You may also be surprised by how many items that you throw out could instead make great organizational aids.
One thing to do is think about the organizational items you use in your home and how you can repurpose them. A tie rack or belt holder, for example, could hold cords or smaller items with hanging loops. An old dish strainer could hold circular saw plates, while a magnetic spice rack will keep your tiny screws, bolts, and nails sorted and visible.
Pegboard is another item you’ll often see in tool storage solutions, but with a little creativity, you can expand the number of ways you hang your stuff from it. You might try cutting pie plates in half and screwing them to the board to hold flat, circular items. Or, use a dowel to hold your tape neatly in a row. Carabiners, binder clips, and magnets all make excellent choices for hanging items, and they’re often more secure than hooks alone. And if pegboard isn’t your thing, try insulation foam instead.

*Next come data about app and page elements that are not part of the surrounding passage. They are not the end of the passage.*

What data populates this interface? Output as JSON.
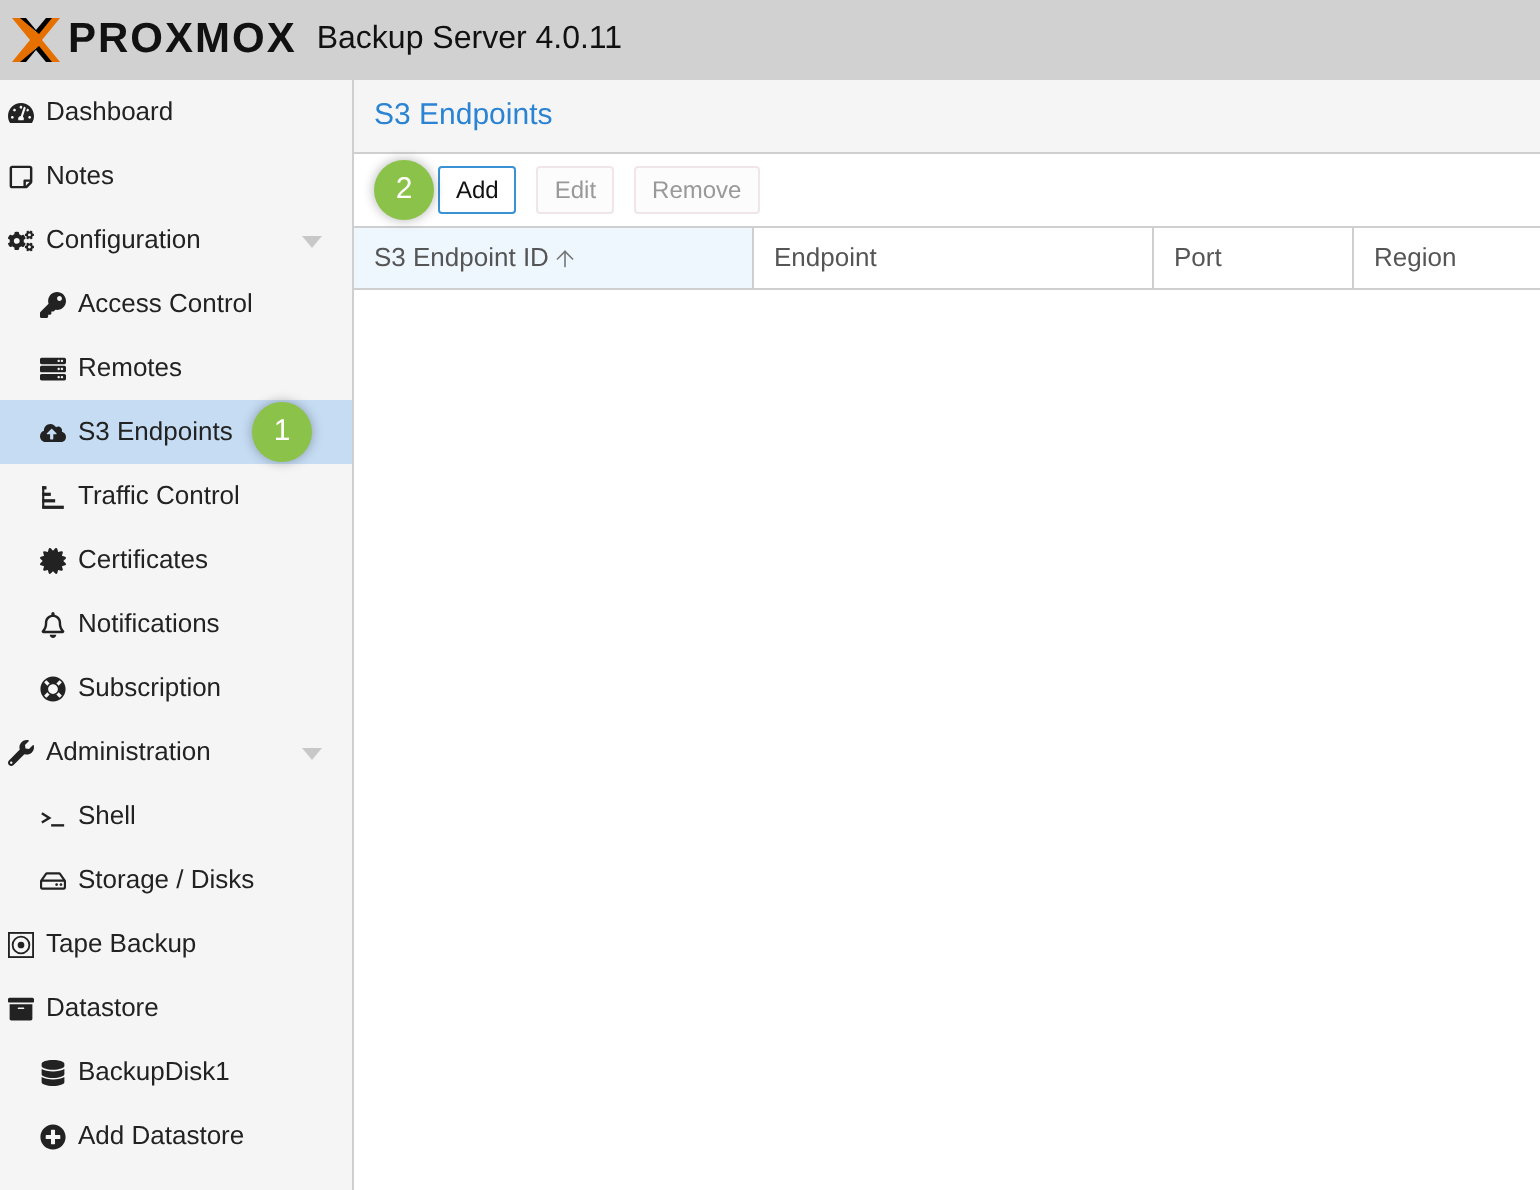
{
  "header": {
    "logo": "PROXMOX",
    "product": "Backup Server 4.0.11"
  },
  "sidebar": {
    "items": [
      {
        "label": "Dashboard",
        "selected": false
      },
      {
        "label": "Notes",
        "selected": false
      },
      {
        "label": "Configuration",
        "selected": false,
        "expanded": true,
        "children": [
          {
            "label": "Access Control",
            "selected": false
          },
          {
            "label": "Remotes",
            "selected": false
          },
          {
            "label": "S3 Endpoints",
            "selected": true,
            "callout": "1"
          },
          {
            "label": "Traffic Control",
            "selected": false
          },
          {
            "label": "Certificates",
            "selected": false
          },
          {
            "label": "Notifications",
            "selected": false
          },
          {
            "label": "Subscription",
            "selected": false
          }
        ]
      },
      {
        "label": "Administration",
        "selected": false,
        "expanded": true,
        "children": [
          {
            "label": "Shell",
            "selected": false
          },
          {
            "label": "Storage / Disks",
            "selected": false
          }
        ]
      },
      {
        "label": "Tape Backup",
        "selected": false
      },
      {
        "label": "Datastore",
        "selected": false,
        "children": [
          {
            "label": "BackupDisk1",
            "selected": false
          },
          {
            "label": "Add Datastore",
            "selected": false
          }
        ]
      }
    ]
  },
  "panel": {
    "title": "S3 Endpoints",
    "toolbar": [
      {
        "label": "Add",
        "disabled": false,
        "callout": "2"
      },
      {
        "label": "Edit",
        "disabled": true
      },
      {
        "label": "Remove",
        "disabled": true
      }
    ],
    "columns": [
      {
        "label": "S3 Endpoint ID",
        "sorted": true
      },
      {
        "label": "Endpoint",
        "sorted": false
      },
      {
        "label": "Port",
        "sorted": false
      },
      {
        "label": "Region",
        "sorted": false
      }
    ]
  }
}
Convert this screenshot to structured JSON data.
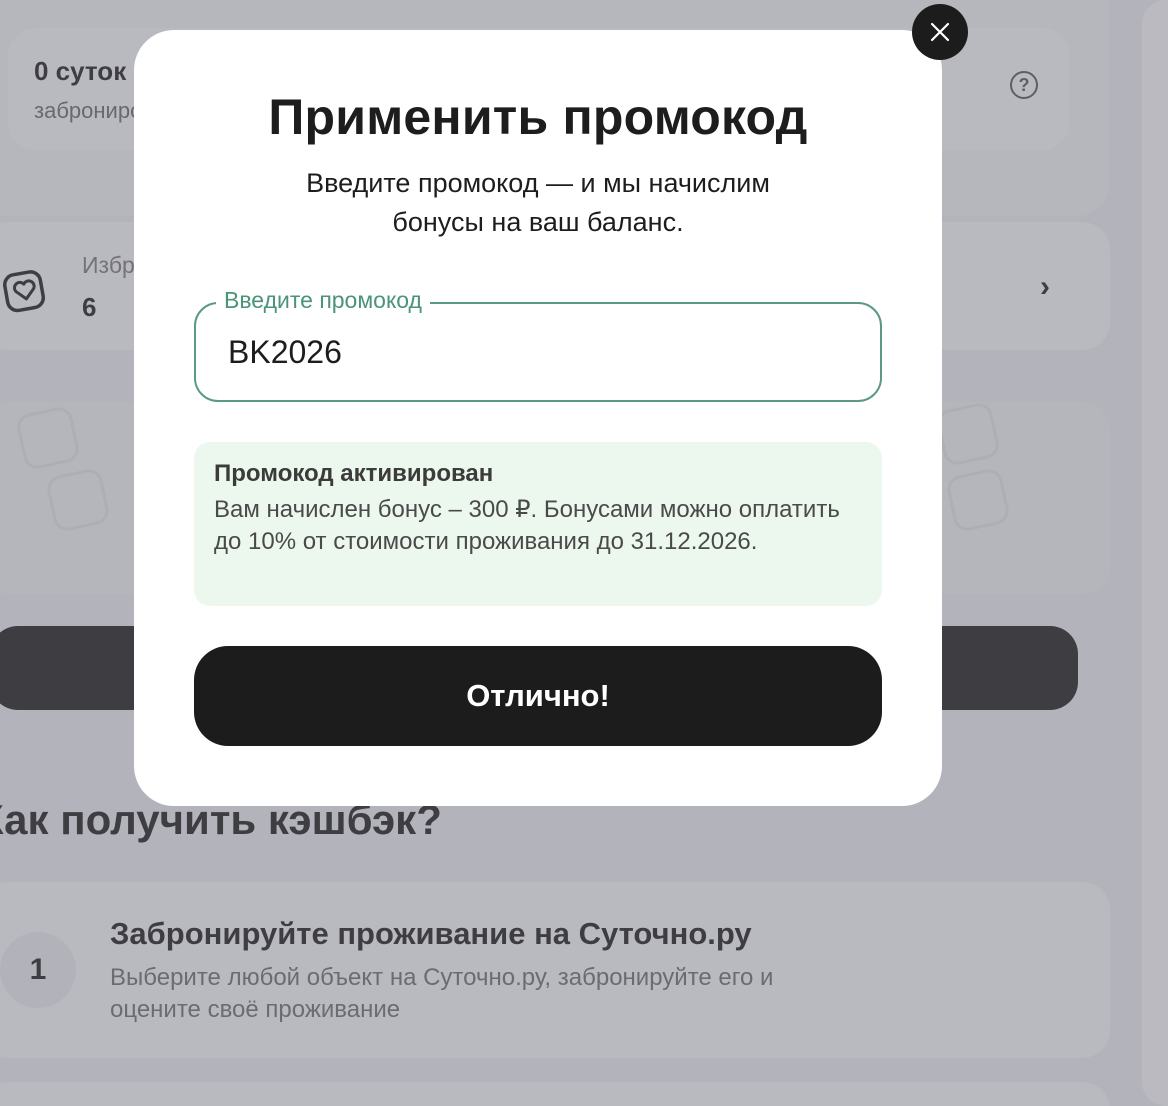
{
  "background": {
    "stats": {
      "value": "0 суток",
      "caption": "забронировано",
      "help_icon": "question-circle-icon"
    },
    "favorites": {
      "label": "Избранное",
      "count": "6",
      "icon": "heart-frame-icon",
      "chevron": "chevron-right-icon"
    },
    "cashback": {
      "heading": "Как получить кэшбэк?",
      "steps": [
        {
          "number": "1",
          "title": "Забронируйте проживание на Суточно.ру",
          "description": "Выберите любой объект на Суточно.ру, забронируйте его и оцените своё проживание"
        }
      ]
    }
  },
  "modal": {
    "title": "Применить промокод",
    "subtitle": "Введите промокод — и мы начислим бонусы на ваш баланс.",
    "close_icon": "close-icon",
    "promo_field": {
      "label": "Введите промокод",
      "value": "BK2026"
    },
    "success": {
      "title": "Промокод активирован",
      "text": "Вам начислен бонус – 300 ₽. Бонусами можно оплатить до 10% от стоимости проживания до 31.12.2026."
    },
    "confirm_label": "Отлично!"
  },
  "colors": {
    "accent_green": "#4a9477",
    "success_bg": "#ecf8ee",
    "button_dark": "#1c1c1c"
  }
}
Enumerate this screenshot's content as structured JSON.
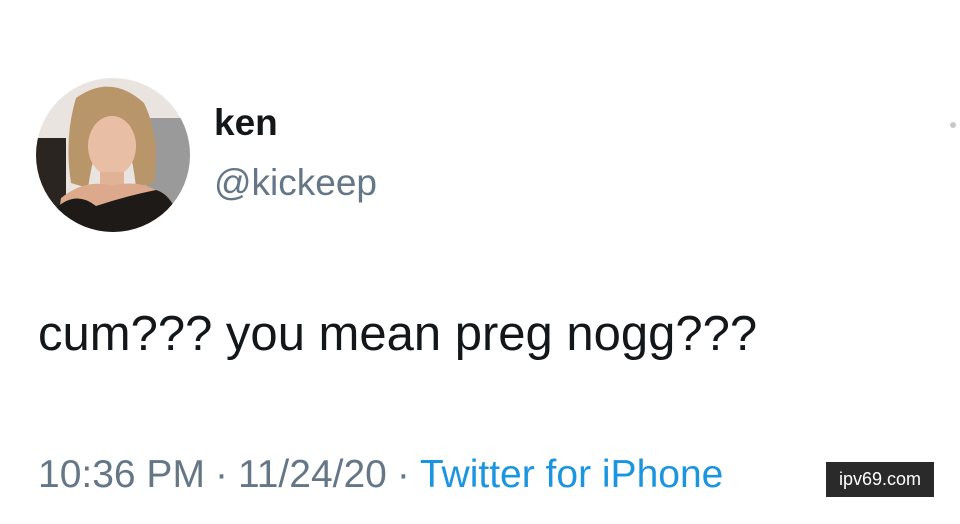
{
  "tweet": {
    "author": {
      "display_name": "ken",
      "handle": "@kickeep"
    },
    "text": "cum??? you mean preg nogg???",
    "time": "10:36 PM",
    "separator": "·",
    "date": "11/24/20",
    "source": "Twitter for iPhone"
  },
  "watermark": {
    "text": "ipv69.com"
  },
  "colors": {
    "name": "#14171a",
    "muted": "#657786",
    "link": "#1b95e0"
  }
}
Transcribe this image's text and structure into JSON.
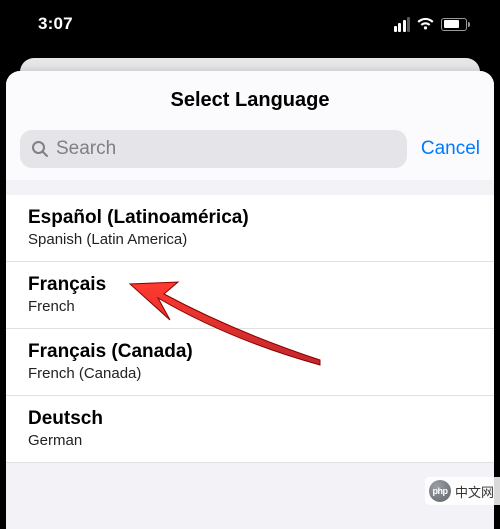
{
  "status": {
    "time": "3:07"
  },
  "sheet": {
    "title": "Select Language",
    "search_placeholder": "Search",
    "cancel_label": "Cancel"
  },
  "languages": [
    {
      "native": "Español (Latinoamérica)",
      "english": "Spanish (Latin America)"
    },
    {
      "native": "Français",
      "english": "French"
    },
    {
      "native": "Français (Canada)",
      "english": "French (Canada)"
    },
    {
      "native": "Deutsch",
      "english": "German"
    }
  ],
  "watermark": {
    "logo": "php",
    "text": "中文网"
  }
}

You may also be surprised by how many items that you throw out could instead make great organizational aids. Plastic gallon milk or water jugs make excellent storage bins that are fairly roomy. You’ll just need to cut off the top spout and the handle to make some extra space for getting your insulated screwdrivers, hammers, or what-have-you in and out of the top. Plastic coffee creamer containers, pasta jars, and yogurt cartons are all great for loose odds and ends, and the cardboard tubes from paper towels and toilet paper are excellent for constraining cables.